Desert Tortoise Habitat
This enclosure is home to "Boss Pinkley," a tortoise acquired through the Desert Tortoise Adoption Program. The program helps transfer unwanted captive desert tortoises to qualified private custodians. It is illegal to remove tortoises from the wild, but unfortunately, such poaching does occur. Once captive, desert tortoises cannot be re-released into the wild.
Where is Boss Pinkley?
You'll be lucky to catch a glimpse of Boss. Sonoran desert tortoises (Gopherus morafkai) spend up to 98% of their time underground, escaping either summer heat or winter cold. Their ability to dig burrows allows them to inhabit some of the most extreme environments on Earth, where ground temperatures can exceed 140°F.
Life of the Desert Tortoise
Desert tortoise hatchlings are about two inches long. They grow to about 14 inches as adults. Toothless, they use their large tongues to push food to the back of their mouths. They typically eat grasses and other native plants and flowers. Desert tortoises can sense when rain is coming and may be found in low areas, waiting for the water to appear.
Sonoran desert tortoises live on steep, rocky hillsides and in alluvial fans at the base of mountains. They are found south and east of the Colorado River, in the central and western parts of Arizona, and into northwestern Mexico. In the wild, desert tortoises live about 50–80 years. They usually roam no further than a few miles from where they hatched but may travel much farther to locate suitable mates.
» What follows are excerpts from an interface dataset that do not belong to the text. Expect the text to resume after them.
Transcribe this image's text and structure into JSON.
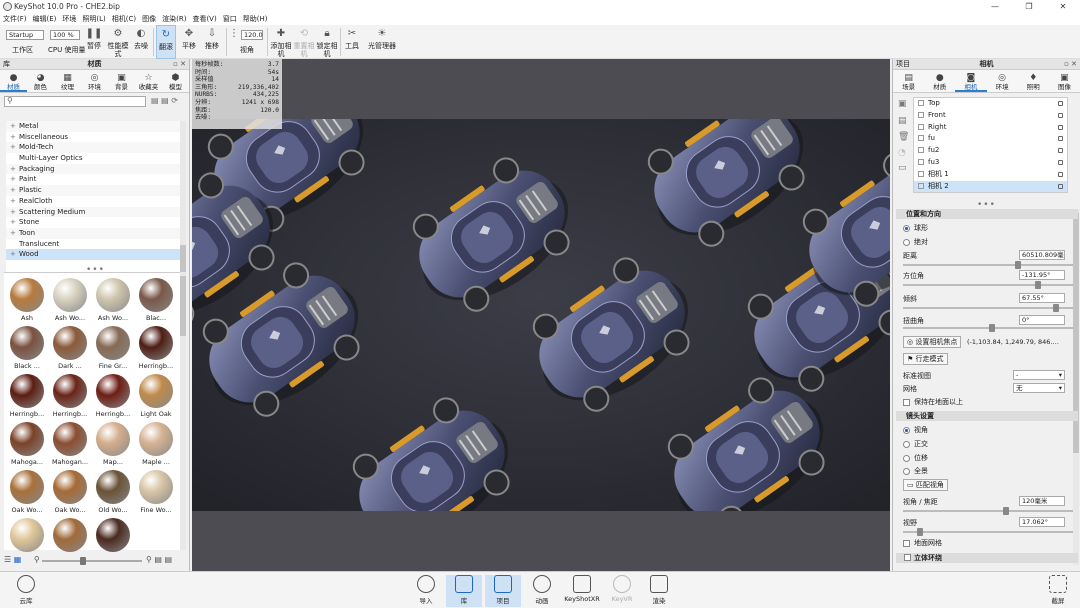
{
  "window": {
    "title": "KeyShot 10.0 Pro  - CHE2.bip",
    "controls": [
      "—",
      "❐",
      "✕"
    ]
  },
  "menu": [
    "文件(F)",
    "编辑(E)",
    "环境",
    "照明(L)",
    "相机(C)",
    "图像",
    "渲染(R)",
    "查看(V)",
    "窗口",
    "帮助(H)"
  ],
  "toolbar": {
    "workspace_select": "Startup",
    "workspace_label": "工作区",
    "cpu_label": "CPU 使用量",
    "cpu_value": "100 %",
    "pause": "暂停",
    "perf_mode": "性能模式",
    "denoise": "去噪",
    "tumble": "翻滚",
    "pan": "平移",
    "dolly": "推移",
    "fov_value": "120.0",
    "fov_label": "视角",
    "add_camera": "添加相机",
    "reset_camera": "重置相机",
    "lock_camera": "锁定相机",
    "tools": "工具",
    "light_manager": "光管理器"
  },
  "left_panel": {
    "left_header": "库",
    "title": "材质",
    "tabs": [
      "材质",
      "颜色",
      "纹理",
      "环境",
      "背景",
      "收藏夹",
      "模型"
    ],
    "tree": [
      {
        "label": "Metal",
        "expander": "+"
      },
      {
        "label": "Miscellaneous",
        "expander": "+"
      },
      {
        "label": "Mold-Tech",
        "expander": "+"
      },
      {
        "label": "Multi-Layer Optics",
        "expander": ""
      },
      {
        "label": "Packaging",
        "expander": "+"
      },
      {
        "label": "Paint",
        "expander": "+"
      },
      {
        "label": "Plastic",
        "expander": "+"
      },
      {
        "label": "RealCloth",
        "expander": "+"
      },
      {
        "label": "Scattering Medium",
        "expander": "+"
      },
      {
        "label": "Stone",
        "expander": "+"
      },
      {
        "label": "Toon",
        "expander": "+"
      },
      {
        "label": "Translucent",
        "expander": ""
      },
      {
        "label": "Wood",
        "expander": "+",
        "selected": true
      }
    ],
    "swatches": [
      {
        "label": "Ash",
        "color": "#b77a3c"
      },
      {
        "label": "Ash Wo...",
        "color": "#d8d2c0"
      },
      {
        "label": "Ash Wo...",
        "color": "#cfc6ae"
      },
      {
        "label": "Blac...",
        "color": "#7a5848"
      },
      {
        "label": "Black ...",
        "color": "#7a5240"
      },
      {
        "label": "Dark ...",
        "color": "#8b5a3a"
      },
      {
        "label": "Fine Gr...",
        "color": "#866a55"
      },
      {
        "label": "Herringb...",
        "color": "#4e1e14"
      },
      {
        "label": "Herringb...",
        "color": "#5c1d12"
      },
      {
        "label": "Herringb...",
        "color": "#6a2418"
      },
      {
        "label": "Herringb...",
        "color": "#6d1e14"
      },
      {
        "label": "Light Oak",
        "color": "#c08a4a"
      },
      {
        "label": "Mahoga...",
        "color": "#7a4228"
      },
      {
        "label": "Mahogan...",
        "color": "#8a4e30"
      },
      {
        "label": "Map...",
        "color": "#d4ae8c"
      },
      {
        "label": "Maple ...",
        "color": "#d6b294"
      },
      {
        "label": "Oak Wo...",
        "color": "#a8703a"
      },
      {
        "label": "Oak Wo...",
        "color": "#a66a36"
      },
      {
        "label": "Old Wo...",
        "color": "#6a5236"
      },
      {
        "label": "Fine Wo...",
        "color": "#d8c6a6"
      },
      {
        "label": "",
        "color": "#e0c79a"
      },
      {
        "label": "",
        "color": "#a06a3a"
      },
      {
        "label": "",
        "color": "#4a2a20"
      }
    ]
  },
  "hud": [
    [
      "每秒帧数:",
      "3.7"
    ],
    [
      "时间:",
      "54s"
    ],
    [
      "采样值",
      "14"
    ],
    [
      "三角形:",
      "219,336,402"
    ],
    [
      "NURBS:",
      "434,225"
    ],
    [
      "分辨:",
      "1241 x 698"
    ],
    [
      "焦距:",
      "120.0"
    ],
    [
      "去噪:",
      ""
    ]
  ],
  "right_panel": {
    "left_header": "项目",
    "title": "相机",
    "tabs": [
      "场景",
      "材质",
      "相机",
      "环境",
      "照明",
      "图像"
    ],
    "cameras": [
      {
        "label": "Top"
      },
      {
        "label": "Front"
      },
      {
        "label": "Right"
      },
      {
        "label": "fu"
      },
      {
        "label": "fu2"
      },
      {
        "label": "fu3"
      },
      {
        "label": "相机 1"
      },
      {
        "label": "相机 2",
        "selected": true
      }
    ],
    "pos_section": "位置和方向",
    "radio_spherical": "球形",
    "radio_absolute": "绝对",
    "distance_label": "距离",
    "distance_value": "60510.809毫米",
    "azimuth_label": "方位角",
    "azimuth_value": "-131.95°",
    "incl_label": "倾斜",
    "incl_value": "67.55°",
    "twist_label": "扭曲角",
    "twist_value": "0°",
    "set_focus_btn": "设置相机焦点",
    "focus_coords": "(-1,103.84, 1,249.79, 846.…",
    "walk_btn": "行走模式",
    "std_view_label": "标准视图",
    "std_view_value": "-",
    "grid_label": "网格",
    "grid_value": "无",
    "keep_above": "保持在地面以上",
    "lens_section": "镜头设置",
    "lens_options": [
      "视角",
      "正交",
      "位移",
      "全景"
    ],
    "match_btn": "匹配视角",
    "fov_focal_label": "视角 / 焦距",
    "fov_focal_value": "120毫米",
    "view_label": "视野",
    "view_value": "17.062°",
    "show_grid": "地面网格",
    "stereo_section": "立体环绕"
  },
  "bottom": {
    "cloud": "云库",
    "items": [
      "导入",
      "库",
      "项目",
      "动画",
      "KeyShotXR",
      "KeyVR",
      "渲染"
    ],
    "screenshot": "截屏"
  }
}
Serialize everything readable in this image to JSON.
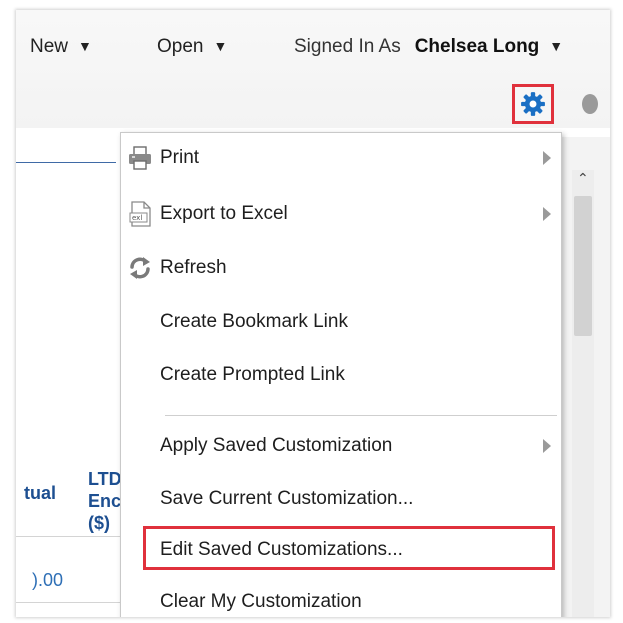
{
  "toolbar": {
    "new_label": "New",
    "open_label": "Open",
    "signed_in_label": "Signed In As",
    "user_name": "Chelsea Long"
  },
  "table": {
    "col1_header": "tual",
    "col2_header_lines": [
      "LTD",
      "Enc",
      "($)"
    ],
    "row1_value": ").00"
  },
  "menu": {
    "items": [
      {
        "label": "Print",
        "icon": "printer-icon",
        "submenu": true
      },
      {
        "label": "Export to Excel",
        "icon": "excel-icon",
        "submenu": true
      },
      {
        "label": "Refresh",
        "icon": "refresh-icon",
        "submenu": false
      },
      {
        "label": "Create Bookmark Link",
        "icon": "",
        "submenu": false
      },
      {
        "label": "Create Prompted Link",
        "icon": "",
        "submenu": false
      },
      {
        "label": "Apply Saved Customization",
        "icon": "",
        "submenu": true
      },
      {
        "label": "Save Current Customization...",
        "icon": "",
        "submenu": false
      },
      {
        "label": "Edit Saved Customizations...",
        "icon": "",
        "submenu": false
      },
      {
        "label": "Clear My Customization",
        "icon": "",
        "submenu": false
      }
    ]
  },
  "colors": {
    "highlight": "#e0313c",
    "link_blue": "#1d4f91",
    "gear_blue": "#1a6fc4"
  }
}
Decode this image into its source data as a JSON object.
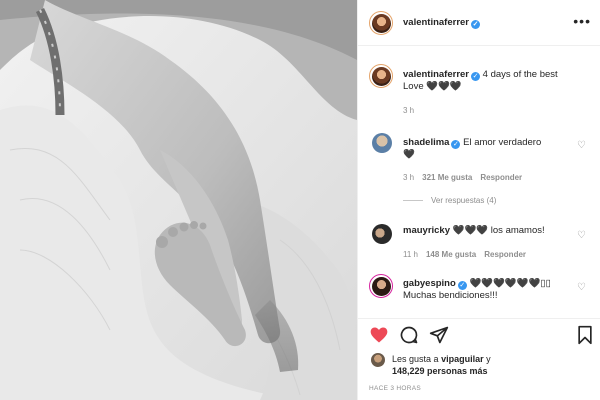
{
  "post": {
    "username": "valentinaferrer",
    "more_icon": "more-horizontal-icon"
  },
  "caption": {
    "username": "valentinaferrer",
    "text": "4 days of the best",
    "text2": "Love 🖤🖤🖤",
    "time": "3 h"
  },
  "comments": [
    {
      "username": "shadelima",
      "verified": true,
      "text": "El amor verdadero",
      "text2": "🖤",
      "time": "3 h",
      "likes": "321 Me gusta",
      "reply": "Responder",
      "replies": "Ver respuestas (4)"
    },
    {
      "username": "mauyricky",
      "verified": false,
      "text": "🖤🖤🖤 los amamos!",
      "time": "11 h",
      "likes": "148 Me gusta",
      "reply": "Responder"
    },
    {
      "username": "gabyespino",
      "verified": true,
      "text": "🖤🖤🖤🖤🖤🖤▯▯",
      "text2": "Muchas bendiciones!!!"
    }
  ],
  "likes": {
    "prefix": "Les gusta a",
    "user": "vipaguilar",
    "suffix": "y",
    "count": "148,229 personas más"
  },
  "timestamp": "HACE 3 HORAS",
  "colors": {
    "like": "#ed4956",
    "verified": "#3897f0",
    "muted": "#8e8e8e"
  }
}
Threats to the Desert Tortoise
The Sonoran desert tortoise is listed as a candidate species for the threatened and endangered list. Its primary threats include habitat loss, invasive exotic species, removal of individuals from the wild, vandalism, vehicular mortality, release of captive tortoises into the wild, and disease.
In addition, drought reduces available food supply and can cause females to lay fewer or no eggs. Prolonged high soil temperatures favor development of female tortoises, potentially leading to reproductive decline in future generations.
How You Can Help
- Keep wild tortoises wild. It is illegal to remove a tortoise from the wild in Arizona.
- Keep captive tortoises captive. It is illegal to release captive tortoises into the wild. Captive tortoises released into the wild can introduce diseases that are devastating to wild populations.
- Do not breed captive tortoises.
- Consider joining the Desert Tortoise Adoption Program. Lawfully obtained desert tortoises may be privately adopted, subject to specific rules. This program finds suitable homes and custodians for captive desert tortoises.
- Participate in the Sponsor-a-Turtle program, which helps the Arizona Game and Fish Department to purchase technical equipment used to monitor tortoise populations statewide.
- Control weeds. Many non-native plants can be toxic or otherwise dangerous for desert tortoises, such as split grass (Schismus barbatus), Russian thistle (Salsola tragus), red brome (Bromus madritensis rubens), and cheatgrass (Bromus tectorum).
- Practice responsible vehicle use. To preserve tortoise habitat, stay on authorized roads and trails and do not trample vegetation.
- Watch and enjoy, but avoid contact. If you observe a desert tortoise in the wild, consider yourself wildly fortunate and let it be. Human handling can be deadly for wild tortoises. The one exception to this rule is if a tortoise is in harm’s way trying to cross a road. If it is safe to do so, gently lift the tortoise high enough so its feet are just above the ground and transport the tortoise across the road in the direction it was heading.
To find Stop 2, face away from the tortoise habitat and follow the path around to the west side of the DRLC building.
Last updated: June 21, 2018